 pg. 490 
Stanislaw Szmajzner, 16, participated in and helped to organize the revolt at the Sobibór death camp in October 1943. After the uprising, Szmajzner was one of the prisoners who successfully escaped and joined forces with Russian partisans. He was one of three members of his particular group to survive the war.
Photo: Museum of Jewish Heritage/Center for Holocaust Studies / United States Holocaust Memorial Museum Photo Archive
Ernst von Weizsäcker was a career diplomat who loyally served the Nazi regime. His career followed the path of his mentor, Foreign Minister Joachim von Ribbentrop. Weizsäcker served as chief state secretary from the time that Ribbentrop was appointed foreign minister until 1943, when he was named as the ambassador to the Vatican.
Photo: SYddeutscher Verlag Bilderdienst
Zyklon B

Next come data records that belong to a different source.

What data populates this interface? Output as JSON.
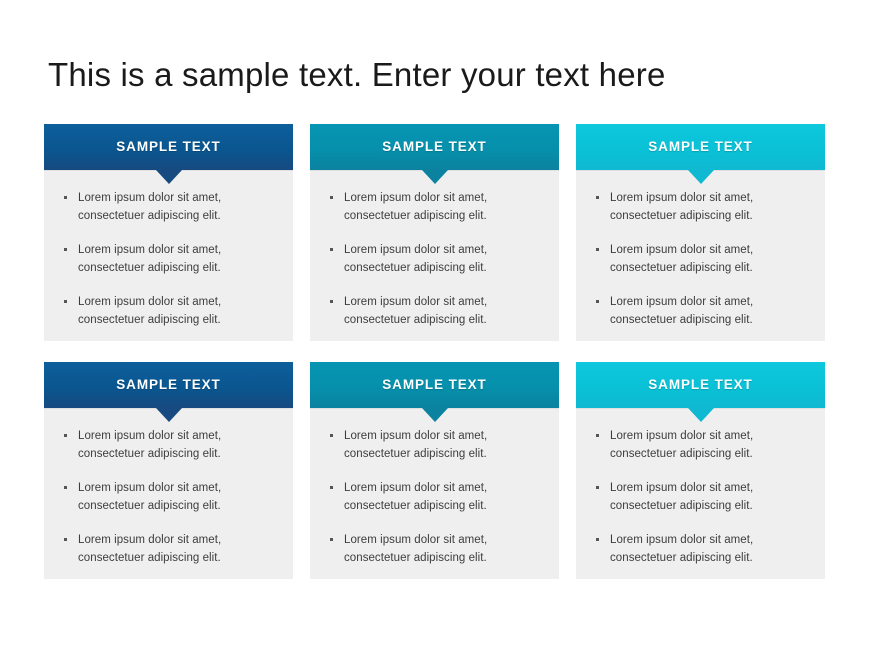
{
  "slide": {
    "title": "This is a sample text. Enter your text here",
    "background_color": "#ffffff"
  },
  "theme": {
    "body_background": "#efefef",
    "body_text_color": "#3d3d3d",
    "header_text_color": "#ffffff",
    "accent_blue": "#0a5690",
    "accent_teal": "#0690ab",
    "accent_cyan": "#0ac1d6"
  },
  "bullet_text": "Lorem ipsum dolor sit amet, consectetuer adipiscing elit.",
  "cards": [
    {
      "header": "SAMPLE TEXT",
      "color": "#0a5690",
      "color_name": "blue",
      "bullets": [
        "Lorem ipsum dolor sit amet, consectetuer adipiscing elit.",
        "Lorem ipsum dolor sit amet, consectetuer adipiscing elit.",
        "Lorem ipsum dolor sit amet, consectetuer adipiscing elit."
      ]
    },
    {
      "header": "SAMPLE TEXT",
      "color": "#0690ab",
      "color_name": "teal",
      "bullets": [
        "Lorem ipsum dolor sit amet, consectetuer adipiscing elit.",
        "Lorem ipsum dolor sit amet, consectetuer adipiscing elit.",
        "Lorem ipsum dolor sit amet, consectetuer adipiscing elit."
      ]
    },
    {
      "header": "SAMPLE TEXT",
      "color": "#0ac1d6",
      "color_name": "cyan",
      "bullets": [
        "Lorem ipsum dolor sit amet, consectetuer adipiscing elit.",
        "Lorem ipsum dolor sit amet, consectetuer adipiscing elit.",
        "Lorem ipsum dolor sit amet, consectetuer adipiscing elit."
      ]
    },
    {
      "header": "SAMPLE TEXT",
      "color": "#0a5690",
      "color_name": "blue",
      "bullets": [
        "Lorem ipsum dolor sit amet, consectetuer adipiscing elit.",
        "Lorem ipsum dolor sit amet, consectetuer adipiscing elit.",
        "Lorem ipsum dolor sit amet, consectetuer adipiscing elit."
      ]
    },
    {
      "header": "SAMPLE TEXT",
      "color": "#0690ab",
      "color_name": "teal",
      "bullets": [
        "Lorem ipsum dolor sit amet, consectetuer adipiscing elit.",
        "Lorem ipsum dolor sit amet, consectetuer adipiscing elit.",
        "Lorem ipsum dolor sit amet, consectetuer adipiscing elit."
      ]
    },
    {
      "header": "SAMPLE TEXT",
      "color": "#0ac1d6",
      "color_name": "cyan",
      "bullets": [
        "Lorem ipsum dolor sit amet, consectetuer adipiscing elit.",
        "Lorem ipsum dolor sit amet, consectetuer adipiscing elit.",
        "Lorem ipsum dolor sit amet, consectetuer adipiscing elit."
      ]
    }
  ]
}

At six-week intervals in 1943, a truck dispatched from Auschwitz traveled to Dessau, Germany. It returned with hermetically sealed tin canisters of Zyklon B, the commercial name for the bluish hydrogen cyanide pellets that asphyxiated more than a million Jews in the Auschwitz killing center.

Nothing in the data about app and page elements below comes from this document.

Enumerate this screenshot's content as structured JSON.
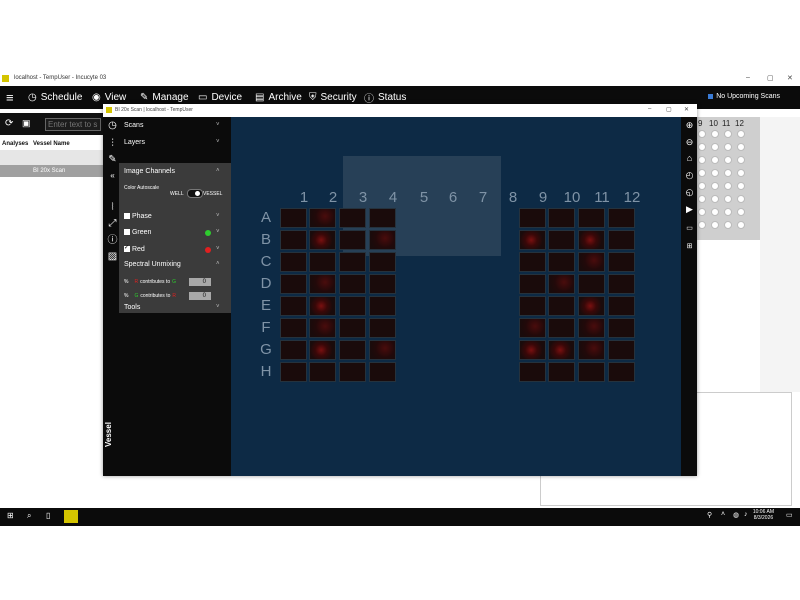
{
  "outer_window": {
    "title": "localhost - TempUser - Incucyte 03",
    "controls": {
      "minimize": "–",
      "maximize": "▢",
      "close": "✕"
    }
  },
  "menu": {
    "hamburger": "≡",
    "items": [
      {
        "label": "Schedule",
        "icon": "clock-icon",
        "glyph": "◷"
      },
      {
        "label": "View",
        "icon": "eye-icon",
        "glyph": "◉"
      },
      {
        "label": "Manage",
        "icon": "wrench-icon",
        "glyph": "✎"
      },
      {
        "label": "Device",
        "icon": "device-icon",
        "glyph": "▭"
      },
      {
        "label": "Archive",
        "icon": "archive-icon",
        "glyph": "▤"
      },
      {
        "label": "Security",
        "icon": "shield-icon",
        "glyph": "⛨"
      },
      {
        "label": "Status",
        "icon": "info-icon",
        "glyph": "ⓘ"
      }
    ],
    "upcoming": "No Upcoming Scans"
  },
  "left_toolbar": {
    "search_placeholder": "Enter text to s",
    "columns": [
      "Analyses",
      "Vessel Name"
    ],
    "row_value": "BI 20x Scan"
  },
  "inner_window": {
    "title": "BI 20x Scan | localhost - TempUser",
    "sections": {
      "scans": "Scans",
      "layers": "Layers",
      "image_channels": "Image Channels",
      "color_autoscale": "Color Autoscale",
      "well": "WELL",
      "vessel": "VESSEL",
      "phase": "Phase",
      "green": "Green",
      "red": "Red",
      "spectral_unmixing": "Spectral Unmixing",
      "tools": "Tools",
      "vessel_label": "Vessel"
    },
    "unmix": [
      {
        "pct": "%",
        "from": "R",
        "text": "contributes to",
        "to": "G",
        "value": "0"
      },
      {
        "pct": "%",
        "from": "G",
        "text": "contributes to",
        "to": "R",
        "value": "0"
      }
    ],
    "channels": {
      "phase_checked": false,
      "green_checked": false,
      "red_checked": true
    },
    "colors": {
      "green_dot": "#2ecc2e",
      "red_dot": "#e02020",
      "viewer_bg": "#0d2a45"
    }
  },
  "plate": {
    "columns": [
      "1",
      "2",
      "3",
      "4",
      "5",
      "6",
      "7",
      "8",
      "9",
      "10",
      "11",
      "12"
    ],
    "rows": [
      "A",
      "B",
      "C",
      "D",
      "E",
      "F",
      "G",
      "H"
    ]
  },
  "right_plate": {
    "columns": [
      "9",
      "10",
      "11",
      "12"
    ]
  },
  "taskbar": {
    "time": "10:06 AM",
    "date": "8/3/2026"
  }
}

A powerful pesticide developed during World War I, Zyklon B was used to combat contagious disease by fumigating lice-infested buildings. At first it served those purposes at Auschwitz, where overcrowding, malnutrition, and poor sanitation made dysentery, typhoid fever, and especially typhus constant threats. By late summer 1941, however, the Nazis experimented with Zyklon B on Soviet POWs. They found that the compound's vaporizing pellets offered a particularly reliable and efficient way to advance the "Final Solution."

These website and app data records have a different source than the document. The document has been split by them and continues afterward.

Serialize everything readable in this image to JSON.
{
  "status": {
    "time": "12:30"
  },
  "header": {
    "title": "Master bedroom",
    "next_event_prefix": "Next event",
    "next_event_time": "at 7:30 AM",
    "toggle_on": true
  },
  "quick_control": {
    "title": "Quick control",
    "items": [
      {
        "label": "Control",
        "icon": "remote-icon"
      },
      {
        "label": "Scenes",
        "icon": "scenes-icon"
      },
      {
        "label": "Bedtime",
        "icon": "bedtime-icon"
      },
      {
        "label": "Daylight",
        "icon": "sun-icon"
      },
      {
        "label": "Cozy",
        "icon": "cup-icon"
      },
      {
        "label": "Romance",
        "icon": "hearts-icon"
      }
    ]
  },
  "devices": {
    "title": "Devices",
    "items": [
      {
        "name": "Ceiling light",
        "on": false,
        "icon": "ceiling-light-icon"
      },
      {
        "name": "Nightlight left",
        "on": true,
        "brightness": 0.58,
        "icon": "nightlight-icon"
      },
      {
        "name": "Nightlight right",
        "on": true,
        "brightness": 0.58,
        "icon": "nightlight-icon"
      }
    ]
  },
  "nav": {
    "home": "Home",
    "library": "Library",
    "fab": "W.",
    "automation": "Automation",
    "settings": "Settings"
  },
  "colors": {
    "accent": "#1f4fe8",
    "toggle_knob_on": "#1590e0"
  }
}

Two German companies--DEGESCH, a subsidiary of I.G. Farben, and Tesch and Stabenow Company--profited immensely by supplying Zyklon B to the SS. They even modified it for Auschwitz by removing the special odor that ordinarily warned people about their product's deadly presence.

In 1942 Auschwitz used 8.2 tons of Zyklon B. The tonnage for 1943 was 13.4. Most of it was poured through small rooftop openings into gas chambers packed with Jews. Once exposed to air, the pellets produced lethal gas. Minutes later, after panic-filled screams, the human victims were dead.
Photo: Yad Vashem / United States Holocaust Memorial Museum Photo Archive

 October 16, 1943: German Ambassador to the Vatican Ernst von Weizsäcker compliments the Holy See for its "perfect even-handedness" in treating Germany and the Allies. When Weizsäcker asks what Pope Pius XII will do if the German government persists in its present Jewish policy in Italy, Vatican Secretary of State Maglione replies that "the Holy See would not want to be put in the position of having to utter a word of disapproval." The Pope is being "cautious so as not to give the German people the impression that [he] has done or has wished to do even the smallest thing against Germany during this terrible war."
 October 17, 1943: A Jewish partisan unit commanded by Abba Kovner destroys two rail engines and two bridges near Vilna, Lithuania.
1943: Death and Resistance
 pg. 490 
The Holocaust Chronicle
© 2009 Publications International, Ltd.